US tariffs on aluminium increased prices for US importers and consumers without any major effect on US imports from the EU and on global overcapacity, according to an assessment published today by the European Commission’s Joint Research Centre (JRC).
In June 2018 the Trump administration imposed a tariff of 10% on a wide range of aluminium products coming from the EU, based on Section 232 of the US Trade Expansion Act, claiming that EU imports of aluminium to the US constitute a national security threat for the US.
Despite the tariffs:
- EU exports of targeted aluminium products increased by 37% in volume and by 30% in value (in the 19 months following the introduction of the measures, compared to the 19 months preceding it).
- The EU’s share in volume of US imports for these products increased from 4.2% to 6.7% in the same period.
- The EU’s share in the U.S. market rose from 9% to 12% between 2018 and 2019. With this share, the EU became the second largest origin for U.S. imports after Canada (with a share of almost 33% in 2019).

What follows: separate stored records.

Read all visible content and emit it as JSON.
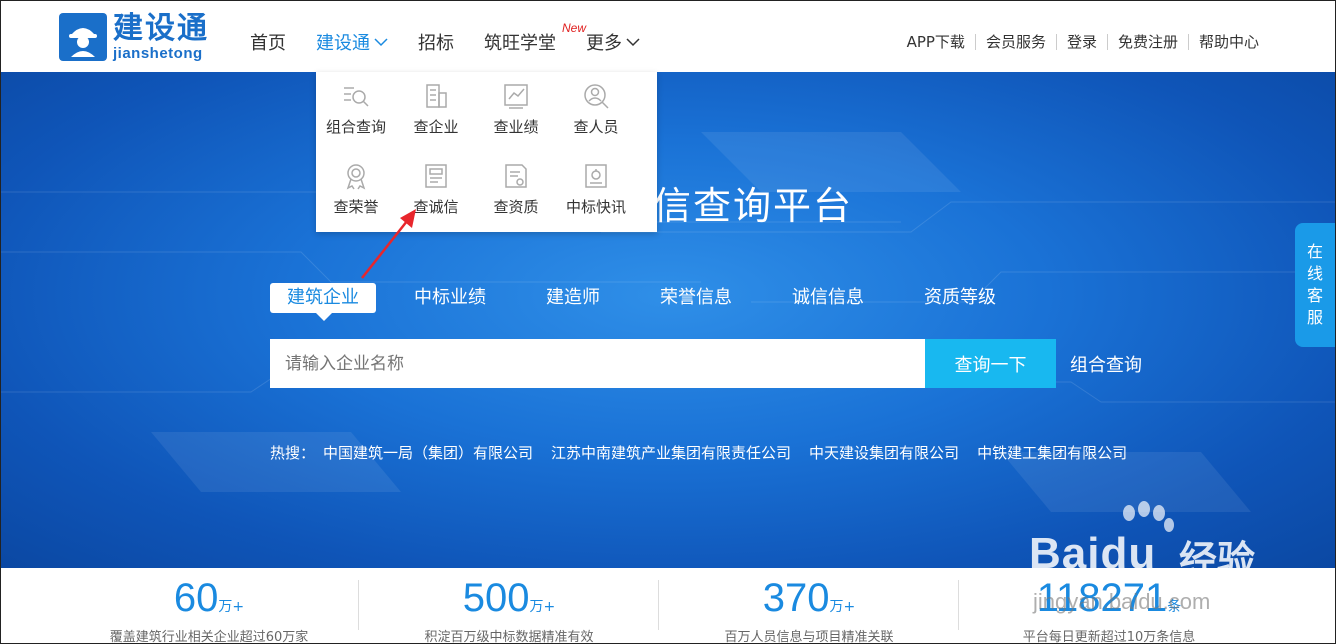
{
  "logo": {
    "cn": "建设通",
    "en": "jianshetong"
  },
  "nav": {
    "items": [
      {
        "label": "首页"
      },
      {
        "label": "建设通"
      },
      {
        "label": "招标"
      },
      {
        "label": "筑旺学堂",
        "badge": "New"
      },
      {
        "label": "更多"
      }
    ]
  },
  "top_links": [
    "APP下载",
    "会员服务",
    "登录",
    "免费注册",
    "帮助中心"
  ],
  "dropdown": {
    "items": [
      {
        "label": "组合查询",
        "icon": "combo-search-icon"
      },
      {
        "label": "查企业",
        "icon": "building-icon"
      },
      {
        "label": "查业绩",
        "icon": "chart-icon"
      },
      {
        "label": "查人员",
        "icon": "person-search-icon"
      },
      {
        "label": "查荣誉",
        "icon": "medal-icon"
      },
      {
        "label": "查诚信",
        "icon": "document-icon"
      },
      {
        "label": "查资质",
        "icon": "certificate-icon"
      },
      {
        "label": "中标快讯",
        "icon": "news-icon"
      }
    ]
  },
  "banner": {
    "title": "信查询平台"
  },
  "search_tabs": [
    "建筑企业",
    "中标业绩",
    "建造师",
    "荣誉信息",
    "诚信信息",
    "资质等级"
  ],
  "search": {
    "placeholder": "请输入企业名称",
    "button": "查询一下",
    "combo": "组合查询"
  },
  "hot": {
    "label": "热搜：",
    "items": [
      "中国建筑一局（集团）有限公司",
      "江苏中南建筑产业集团有限责任公司",
      "中天建设集团有限公司",
      "中铁建工集团有限公司"
    ]
  },
  "side_tab": [
    "在",
    "线",
    "客",
    "服"
  ],
  "stats": [
    {
      "num": "60",
      "unit": "万+",
      "desc": "覆盖建筑行业相关企业超过60万家"
    },
    {
      "num": "500",
      "unit": "万+",
      "desc": "积淀百万级中标数据精准有效"
    },
    {
      "num": "370",
      "unit": "万+",
      "desc": "百万人员信息与项目精准关联"
    },
    {
      "num": "118271",
      "unit": "条",
      "desc": "平台每日更新超过10万条信息"
    }
  ],
  "watermark": {
    "brand": "Bai",
    "brand2": "du",
    "cn": "经验",
    "url": "jingyan.baidu.com"
  },
  "colors": {
    "primary": "#1a8ae0",
    "button": "#18b8f0",
    "banner": "#1a72d6",
    "new": "#e02020"
  }
}
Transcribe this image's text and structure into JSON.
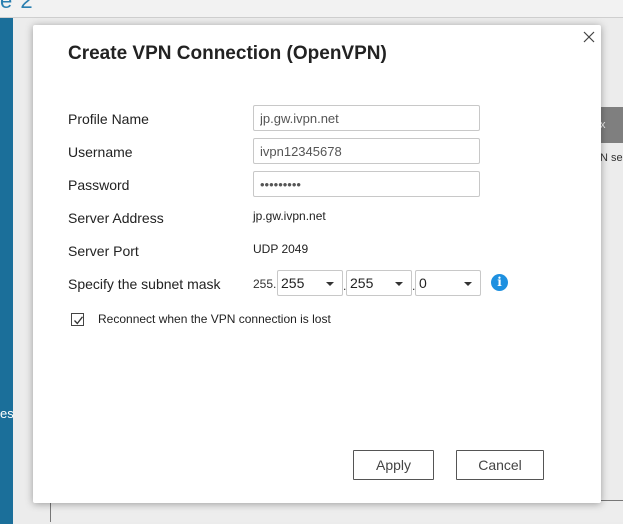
{
  "background": {
    "title_fragment": "e 2",
    "sidebar_fragment": "es",
    "right_chip_text": "x",
    "right_text_fragment": "N se"
  },
  "dialog": {
    "title": "Create VPN Connection (OpenVPN)",
    "fields": {
      "profile_name": {
        "label": "Profile Name",
        "value": "jp.gw.ivpn.net"
      },
      "username": {
        "label": "Username",
        "value": "ivpn12345678"
      },
      "password": {
        "label": "Password",
        "value": "•••••••••"
      },
      "server_address": {
        "label": "Server Address",
        "value": "jp.gw.ivpn.net"
      },
      "server_port": {
        "label": "Server Port",
        "value": "UDP 2049"
      },
      "subnet_mask": {
        "label": "Specify the subnet mask",
        "fixed_octet": "255.",
        "octet2": "255",
        "octet3": "255",
        "octet4": "0",
        "dot": "."
      }
    },
    "reconnect": {
      "label": "Reconnect when the VPN connection is lost",
      "checked": true
    },
    "buttons": {
      "apply": "Apply",
      "cancel": "Cancel"
    }
  },
  "colors": {
    "sidebar": "#1b6f9a",
    "info_icon": "#1e90e0",
    "title_accent": "#2a7fb0"
  }
}
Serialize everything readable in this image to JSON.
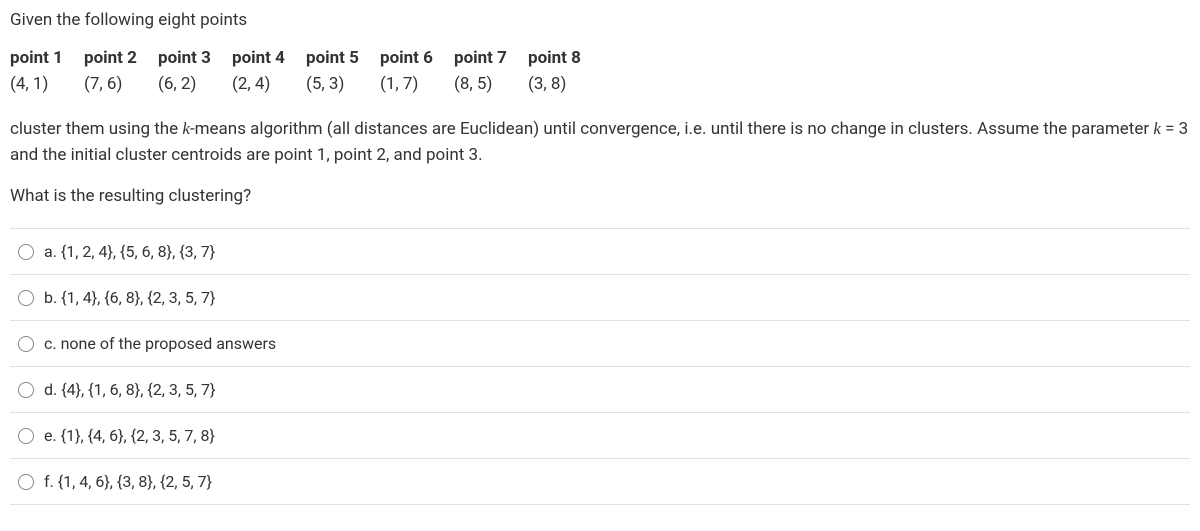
{
  "intro": "Given the following eight points",
  "headers": [
    "point 1",
    "point 2",
    "point 3",
    "point 4",
    "point 5",
    "point 6",
    "point 7",
    "point 8"
  ],
  "points": [
    "(4, 1)",
    "(7, 6)",
    "(6, 2)",
    "(2, 4)",
    "(5, 3)",
    "(1, 7)",
    "(8, 5)",
    "(3, 8)"
  ],
  "body_part1": "cluster them using the ",
  "body_math1": "k",
  "body_part2": "-means algorithm (all distances are Euclidean) until convergence, i.e. until there is no change in clusters. Assume the parameter ",
  "body_math2": "k",
  "body_eq": " = ",
  "body_k": "3",
  "body_part3": " and the initial cluster centroids are point 1, point 2, and point 3.",
  "question": "What is the resulting clustering?",
  "options": {
    "a": "a. {1, 2, 4}, {5, 6, 8}, {3, 7}",
    "b": "b. {1, 4}, {6, 8}, {2, 3, 5, 7}",
    "c": "c. none of the proposed answers",
    "d": "d. {4}, {1, 6, 8}, {2, 3, 5, 7}",
    "e": "e. {1}, {4, 6}, {2, 3, 5, 7, 8}",
    "f": "f. {1, 4, 6}, {3, 8}, {2, 5, 7}"
  }
}
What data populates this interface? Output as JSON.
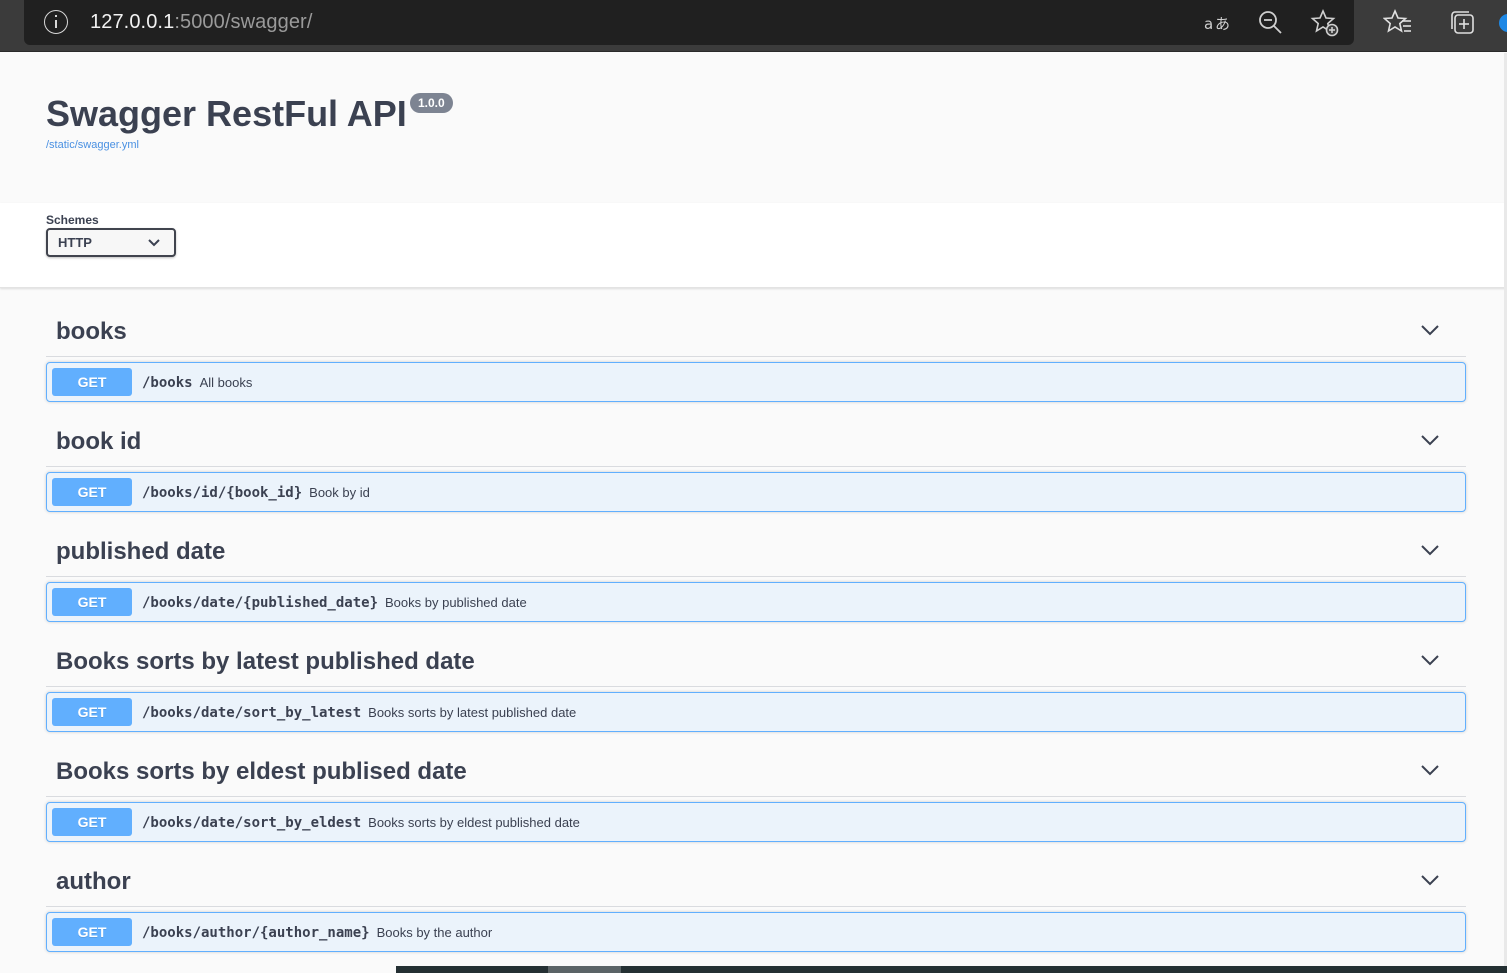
{
  "browser": {
    "url_host": "127.0.0.1",
    "url_rest": ":5000/swagger/",
    "icons": [
      "info-icon",
      "read-aloud-icon",
      "zoom-out-icon",
      "add-favorite-icon",
      "favorites-icon",
      "collections-icon",
      "profile-icon"
    ]
  },
  "info": {
    "title": "Swagger RestFul API",
    "version": "1.0.0",
    "spec_url": "/static/swagger.yml"
  },
  "schemes": {
    "label": "Schemes",
    "selected": "HTTP"
  },
  "colors": {
    "get_method": "#61affe",
    "get_background": "#ebf3fb",
    "title_text": "#3b4151",
    "link": "#4990e2",
    "version_badge": "#7d8492"
  },
  "tags": [
    {
      "name": "books",
      "operations": [
        {
          "method": "GET",
          "path": "/books",
          "summary": "All books"
        }
      ]
    },
    {
      "name": "book id",
      "operations": [
        {
          "method": "GET",
          "path": "/books/id/{book_id}",
          "summary": "Book by id"
        }
      ]
    },
    {
      "name": "published date",
      "operations": [
        {
          "method": "GET",
          "path": "/books/date/{published_date}",
          "summary": "Books by published date"
        }
      ]
    },
    {
      "name": "Books sorts by latest published date",
      "operations": [
        {
          "method": "GET",
          "path": "/books/date/sort_by_latest",
          "summary": "Books sorts by latest published date"
        }
      ]
    },
    {
      "name": "Books sorts by eldest publised date",
      "operations": [
        {
          "method": "GET",
          "path": "/books/date/sort_by_eldest",
          "summary": "Books sorts by eldest published date"
        }
      ]
    },
    {
      "name": "author",
      "operations": [
        {
          "method": "GET",
          "path": "/books/author/{author_name}",
          "summary": "Books by the author"
        }
      ]
    }
  ]
}
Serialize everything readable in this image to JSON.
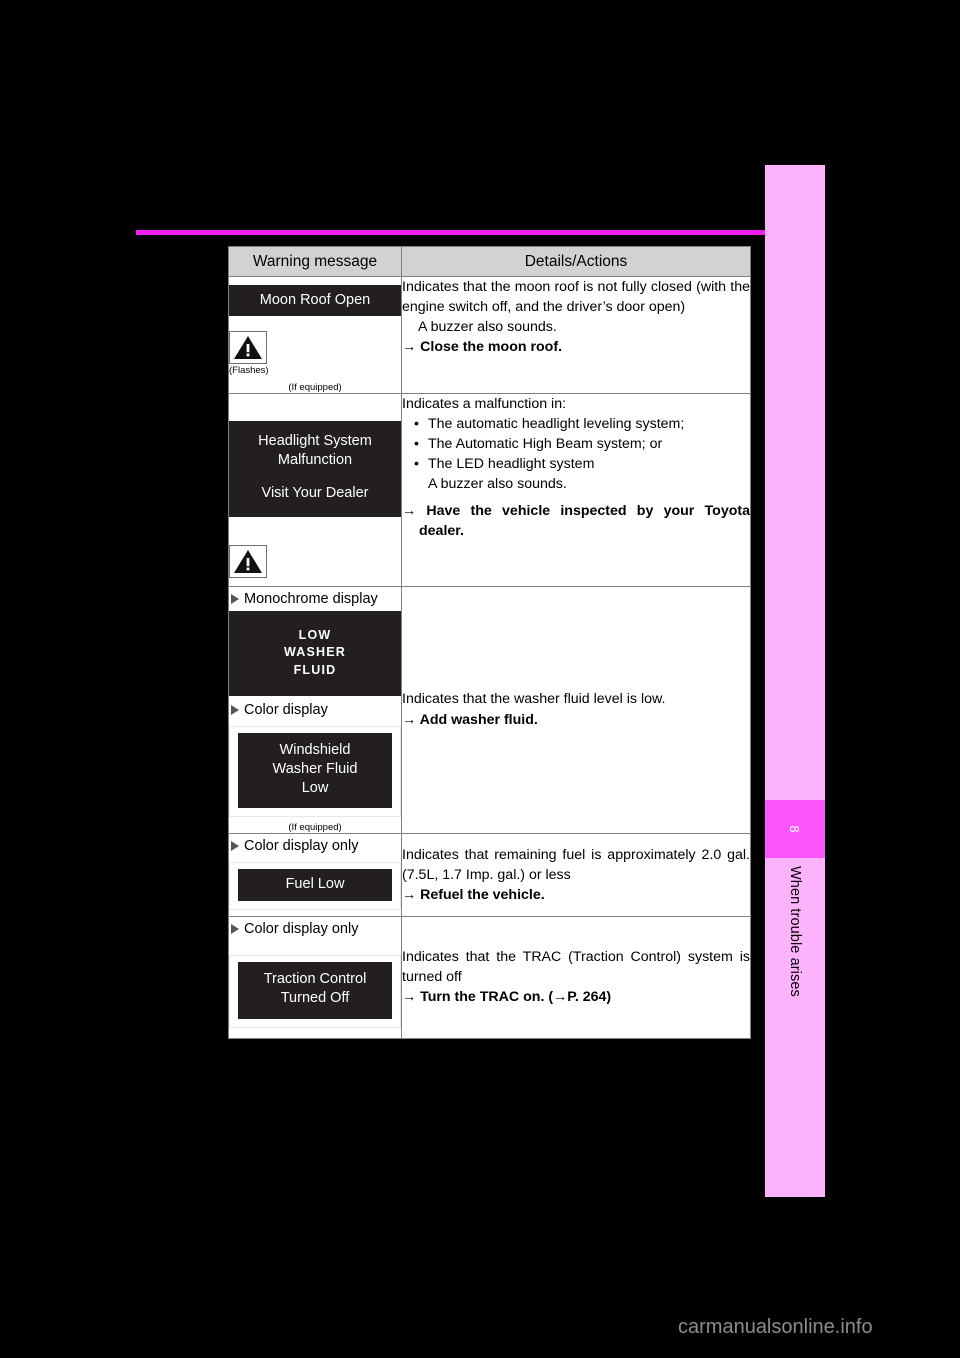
{
  "page": {
    "number": "8",
    "section_title": "When trouble arises",
    "watermark": "carmanualsonline.info"
  },
  "table": {
    "headers": {
      "col1": "Warning message",
      "col2": "Details/Actions"
    },
    "rows": [
      {
        "id": "moon-roof-open",
        "display_text": "Moon Roof Open",
        "icon_caption": "(Flashes)",
        "equipped_note": "(If equipped)",
        "details_lines": [
          "Indicates that the moon roof is not fully closed (with the engine switch off, and the driver’s door open)",
          "A buzzer also sounds."
        ],
        "action": "→ Close the moon roof."
      },
      {
        "id": "headlight-system-malfunction",
        "display_line1": "Headlight System",
        "display_line2": "Malfunction",
        "display_line3": "Visit Your Dealer",
        "details_intro": "Indicates a malfunction in:",
        "details_bullets": [
          "The automatic headlight leveling system;",
          "The Automatic High Beam system; or",
          "The LED headlight system"
        ],
        "details_note": "A buzzer also sounds.",
        "action": "→ Have the vehicle inspected by your Toyota dealer."
      },
      {
        "id": "washer-fluid-low",
        "sub_head_mono": "Monochrome display",
        "mono_display_line1": "LOW",
        "mono_display_line2": "WASHER",
        "mono_display_line3": "FLUID",
        "sub_head_color": "Color display",
        "color_display_line1": "Windshield",
        "color_display_line2": "Washer Fluid",
        "color_display_line3": "Low",
        "equipped_note": "(If equipped)",
        "details": "Indicates that the washer fluid level is low.",
        "action": "→ Add washer fluid."
      },
      {
        "id": "fuel-low",
        "sub_head": "Color display only",
        "display_text": "Fuel Low",
        "details": "Indicates that remaining fuel is approximately 2.0 gal. (7.5L, 1.7 Imp. gal.) or less",
        "action": "→ Refuel the vehicle."
      },
      {
        "id": "traction-control-turned-off",
        "sub_head": "Color display only",
        "display_line1": "Traction Control",
        "display_line2": "Turned Off",
        "details": "Indicates that the TRAC (Traction Control) system is turned off",
        "action": "→ Turn the TRAC on. (→P. 264)"
      }
    ]
  },
  "colors": {
    "tab_pink": "#fcb3fc",
    "tab_pink_dark": "#fc55fc",
    "rule_magenta": "#f01ef0",
    "display_panel": "#231f20",
    "header_gray": "#d2d2d2"
  }
}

The increasing demand for EU aluminium in the US showed that US needs EU aluminium despite the 10% extra cost coming from the tariffs. The induced extra cost has just increased the price paid by US aluminium users and consumers.
While harming US importers and consumers with a price increase, there is very little evidence that the extra-tariffs had a positive impact on US production or that they indeed reduced global overcapacity.
Chinese overcapacity in primary and semi-finished aluminium production persists and the COVID-crisis has made the global aluminium market even more turbulent.
Based on the above findings, it appears that lifting the 10% tariff on EU aluminium exports to the US could help US importers and consumers by reducing costs, while at the same time have very little impact on US aluminium production.
Along with this assessment, the JRC report reviews extensively the historical trends of the EU aluminium industry per product groups in terms of production, profitability and trade performance, and presents a detailed overview of the US aluminium tariff policy as well as an assessment of the impact of the covid-19 crisis, with a geographical focus on US and EU.
The JRC Report introduces also an econometric model developed by the JRC that can be applied to any category of products for modelling trade flows between countries or trading-blocks/regions of the world and for short-time forecasting and analysing the effects of trade measures (import price variations).
The EU aluminium industry
The EU aluminium industry, consisting of aluminium production and casting of light metals, directly employed 215,000 people and had an annual turnover of EUR 61.5 billion in 2018, creating benefit of EUR 14.6 billion.
Over the period 2014-2018, EU’s annual average exports of extra-tariffed aluminium products to the extra-EU countries were around 11.5 billion USD.
The United States was the second destination of EU exports, after the UK, with a share of around 15% in 2018. US imports of the extra-tariffed aluminium product group rose by 41% in 2018 relative to 2014, from 14 billion USD in 2014 to 19.7 billion USD in 2018.
In 2019, the total US value of imports declined relative to the previous year by 9%, in nominal terms. EU countries such as Germany, France, Austria, and Italy are important suppliers of the extra-tariffed aluminium product aggregate to the US.
JRC Science for Policy Report: The aftermath of US tariffs on aluminium imports
- Publication date
- 20 July 2021